_Data_

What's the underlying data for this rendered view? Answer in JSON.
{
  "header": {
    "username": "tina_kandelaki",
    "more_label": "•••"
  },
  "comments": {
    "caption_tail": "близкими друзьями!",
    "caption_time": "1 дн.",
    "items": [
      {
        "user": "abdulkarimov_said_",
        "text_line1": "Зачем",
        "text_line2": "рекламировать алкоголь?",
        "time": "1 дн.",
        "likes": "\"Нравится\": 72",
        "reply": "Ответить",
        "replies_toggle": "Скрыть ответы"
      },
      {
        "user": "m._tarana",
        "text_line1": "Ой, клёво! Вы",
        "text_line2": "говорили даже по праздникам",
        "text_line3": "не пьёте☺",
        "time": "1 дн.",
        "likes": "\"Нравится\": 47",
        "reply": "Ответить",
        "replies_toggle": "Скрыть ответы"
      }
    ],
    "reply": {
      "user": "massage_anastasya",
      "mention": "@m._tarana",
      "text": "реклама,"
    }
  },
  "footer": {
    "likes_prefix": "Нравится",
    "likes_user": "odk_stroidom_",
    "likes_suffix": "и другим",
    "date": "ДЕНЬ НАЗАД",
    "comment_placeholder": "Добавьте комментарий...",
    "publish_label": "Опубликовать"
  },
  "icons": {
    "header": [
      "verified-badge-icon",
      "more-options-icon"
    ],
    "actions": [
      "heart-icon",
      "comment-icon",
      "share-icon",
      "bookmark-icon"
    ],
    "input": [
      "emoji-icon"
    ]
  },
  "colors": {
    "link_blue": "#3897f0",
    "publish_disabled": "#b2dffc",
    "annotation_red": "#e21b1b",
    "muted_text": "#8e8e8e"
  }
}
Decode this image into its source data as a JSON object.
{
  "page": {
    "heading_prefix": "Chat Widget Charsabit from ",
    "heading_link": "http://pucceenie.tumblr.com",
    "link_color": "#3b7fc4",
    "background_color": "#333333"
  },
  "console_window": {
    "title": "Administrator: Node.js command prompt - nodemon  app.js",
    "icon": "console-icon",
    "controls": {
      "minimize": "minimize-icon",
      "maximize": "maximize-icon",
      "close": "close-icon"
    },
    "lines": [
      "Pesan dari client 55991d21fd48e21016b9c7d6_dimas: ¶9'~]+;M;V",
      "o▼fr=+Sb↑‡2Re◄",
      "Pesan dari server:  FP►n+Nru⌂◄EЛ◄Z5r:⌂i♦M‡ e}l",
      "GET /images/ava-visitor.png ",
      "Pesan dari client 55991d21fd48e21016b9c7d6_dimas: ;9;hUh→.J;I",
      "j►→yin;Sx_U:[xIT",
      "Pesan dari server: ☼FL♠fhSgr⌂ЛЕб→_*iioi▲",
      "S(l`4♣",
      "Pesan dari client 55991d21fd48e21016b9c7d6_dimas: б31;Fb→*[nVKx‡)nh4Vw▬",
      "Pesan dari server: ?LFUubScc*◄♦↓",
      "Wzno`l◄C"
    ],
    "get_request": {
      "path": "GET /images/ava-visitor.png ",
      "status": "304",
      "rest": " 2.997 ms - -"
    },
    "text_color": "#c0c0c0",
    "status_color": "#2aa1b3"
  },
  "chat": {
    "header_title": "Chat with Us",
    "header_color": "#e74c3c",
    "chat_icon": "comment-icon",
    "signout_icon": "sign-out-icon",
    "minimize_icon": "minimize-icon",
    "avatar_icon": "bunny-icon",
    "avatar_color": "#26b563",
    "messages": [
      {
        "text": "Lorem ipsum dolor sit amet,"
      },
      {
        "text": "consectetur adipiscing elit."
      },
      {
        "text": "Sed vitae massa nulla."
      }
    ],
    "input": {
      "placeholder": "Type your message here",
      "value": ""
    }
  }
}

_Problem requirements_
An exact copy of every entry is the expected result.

_Answer space_
What's the underlying data for this rendered view? Answer in JSON.
{
  "header": {
    "username": "tina_kandelaki",
    "more_label": "•••"
  },
  "comments": {
    "caption_tail": "близкими друзьями!",
    "caption_time": "1 дн.",
    "items": [
      {
        "user": "abdulkarimov_said_",
        "text_line1": "Зачем",
        "text_line2": "рекламировать алкоголь?",
        "time": "1 дн.",
        "likes": "\"Нравится\": 72",
        "reply": "Ответить",
        "replies_toggle": "Скрыть ответы"
      },
      {
        "user": "m._tarana",
        "text_line1": "Ой, клёво! Вы",
        "text_line2": "говорили даже по праздникам",
        "text_line3": "не пьёте☺",
        "time": "1 дн.",
        "likes": "\"Нравится\": 47",
        "reply": "Ответить",
        "replies_toggle": "Скрыть ответы"
      }
    ],
    "reply": {
      "user": "massage_anastasya",
      "mention": "@m._tarana",
      "text": "реклама,"
    }
  },
  "footer": {
    "likes_prefix": "Нравится",
    "likes_user": "odk_stroidom_",
    "likes_suffix": "и другим",
    "date": "ДЕНЬ НАЗАД",
    "comment_placeholder": "Добавьте комментарий...",
    "publish_label": "Опубликовать"
  },
  "icons": {
    "header": [
      "verified-badge-icon",
      "more-options-icon"
    ],
    "actions": [
      "heart-icon",
      "comment-icon",
      "share-icon",
      "bookmark-icon"
    ],
    "input": [
      "emoji-icon"
    ]
  },
  "colors": {
    "link_blue": "#3897f0",
    "publish_disabled": "#b2dffc",
    "annotation_red": "#e21b1b",
    "muted_text": "#8e8e8e"
  }
}
Decode this image into its source data as a JSON object.
{
  "page": {
    "heading_prefix": "Chat Widget Charsabit from ",
    "heading_link": "http://pucceenie.tumblr.com",
    "link_color": "#3b7fc4",
    "background_color": "#333333"
  },
  "console_window": {
    "title": "Administrator: Node.js command prompt - nodemon  app.js",
    "icon": "console-icon",
    "controls": {
      "minimize": "minimize-icon",
      "maximize": "maximize-icon",
      "close": "close-icon"
    },
    "lines": [
      "Pesan dari client 55991d21fd48e21016b9c7d6_dimas: ¶9'~]+;M;V",
      "o▼fr=+Sb↑‡2Re◄",
      "Pesan dari server:  FP►n+Nru⌂◄EЛ◄Z5r:⌂i♦M‡ e}l",
      "GET /images/ava-visitor.png ",
      "Pesan dari client 55991d21fd48e21016b9c7d6_dimas: ;9;hUh→.J;I",
      "j►→yin;Sx_U:[xIT",
      "Pesan dari server: ☼FL♠fhSgr⌂ЛЕб→_*iioi▲",
      "S(l`4♣",
      "Pesan dari client 55991d21fd48e21016b9c7d6_dimas: б31;Fb→*[nVKx‡)nh4Vw▬",
      "Pesan dari server: ?LFUubScc*◄♦↓",
      "Wzno`l◄C"
    ],
    "get_request": {
      "path": "GET /images/ava-visitor.png ",
      "status": "304",
      "rest": " 2.997 ms - -"
    },
    "text_color": "#c0c0c0",
    "status_color": "#2aa1b3"
  },
  "chat": {
    "header_title": "Chat with Us",
    "header_color": "#e74c3c",
    "chat_icon": "comment-icon",
    "signout_icon": "sign-out-icon",
    "minimize_icon": "minimize-icon",
    "avatar_icon": "bunny-icon",
    "avatar_color": "#26b563",
    "messages": [
      {
        "text": "Lorem ipsum dolor sit amet,"
      },
      {
        "text": "consectetur adipiscing elit."
      },
      {
        "text": "Sed vitae massa nulla."
      }
    ],
    "input": {
      "placeholder": "Type your message here",
      "value": ""
    }
  }
}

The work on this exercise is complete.